Other than that, yes, billionaires have some advantages that us ordinary mortals do not have. But to stick with Elon Musk, he wasn't born a billionaire (but he did go to a private school, but that's not unheard of in SA).
Once you're past $1M net worth or so the game gets easier, sometimes a lot easier. But $1M vs $1B doesn't make much of a difference if the business tanks and you've invested all of your capital in your own business.
And that's the main reason you don't see billionaires usually spending all their money on their own projects: they spread the risk around to avoid possibly losing it all.
> Once you're past $1M net worth or so the game gets easier, sometimes a lot easier.
I sometimes feel that difficulty of doing business is halved with very order of magnitude, being friends with business owners whose net worth are between 10k€ and 50M€.
My 50M€ friend has access to things my 10k€ wouldn't even believe exists.
50M€ is "let me talk to the ministry chief of staff about this.
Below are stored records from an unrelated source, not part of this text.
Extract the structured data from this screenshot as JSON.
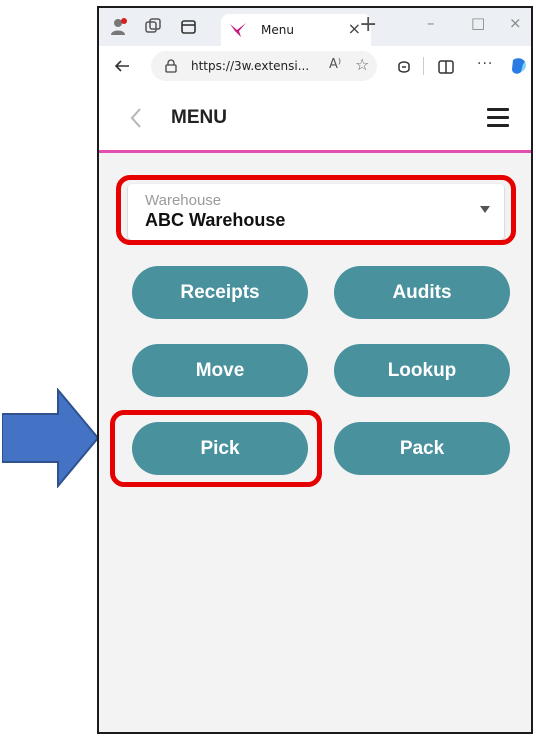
{
  "colors": {
    "accent_pink": "#e34fb0",
    "button_teal": "#4a919e",
    "highlight_red": "#e60000",
    "arrow_blue": "#4472c4"
  },
  "browser": {
    "tab": {
      "title": "Menu",
      "icon": "app-logo-icon"
    },
    "address": {
      "url": "https://3w.extensi..."
    }
  },
  "app": {
    "header": {
      "title": "MENU",
      "back_icon": "chevron-left-icon",
      "menu_icon": "hamburger-icon"
    },
    "warehouse": {
      "label": "Warehouse",
      "value": "ABC Warehouse"
    },
    "buttons": [
      {
        "label": "Receipts"
      },
      {
        "label": "Audits"
      },
      {
        "label": "Move"
      },
      {
        "label": "Lookup"
      },
      {
        "label": "Pick"
      },
      {
        "label": "Pack"
      }
    ]
  },
  "annotations": {
    "highlighted": [
      "warehouse-select",
      "pick-button"
    ],
    "arrow_points_to": "pick-button"
  }
}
I'll also talk to the CEO of a fortune 500 company about this mild inconvenience"
10k€ is queuing at the city building in the hope that maybe someone will do something about the closed road leading to your shop.
> But $1M vs $1B doesn't make much of a difference if the business tanks and you've invested all of your capital in your own business.
> And that's the main reason you don't see billionaires usually spending all their money on their own projects: they spread the risk around to avoid possibly losing it all.
DISCLAIMER: I bootstrapped a business with similar amount to his but nowhere near his level of success (embarassing but happy with what I have done so far in 2.5 years). We are a much smaller team though so yes, I have not spent too much on growth yet.
> Bootstrap is a situation in which an entrepreneur starts a company with little capital. An individual is said to be boot strapping when he or she attempts to found and build a company from personal finances or from the operating revenues of the new company.
I am neither claiming he's bad or wrong or anything like that. Like jacquesm said it's probably more of a problem of definition between a dominant one and mine (in other words, looks like I am wrong). I have seen people starting companies with nothing, not even a roof on their heads. I started a company with the amazing comfort of 50k€. I am working hard to make my company a success, but I command the efforts of the guys I have seen eating noodles for years before their company finally took off.
We are talking living way below the poverty line here, which is not what I lived when I started a company with 50k€
After social contributions, 30k€ net revenue in France (actually a little more but I take the liberty to round that down).
In large cities, 33% of revenue for housing is not uncommon.
We're left with 20k€, of which we have to substract revenue taxes (rule of thumb in that revenue range, about 1 month revenue per year) so here 5k€.
15k€ for 6 months. living frugally you can probably save 2/3 so you can save 10k€ in 6 months.
Assuming these ratio, it would take 2.5 years of steady, near fulltime employment as a contractor to save these 50k and go all out on your project.
They are very good at hounding you to pay (and inversely keen on giving you back any overpaid amount ;-) ) so the incorporation does not really help here. You still owe them about half the gross revenue.
To stretch the analogy it like the Power Supply bootstrapping the BIOS bootstraping the Operating System loader.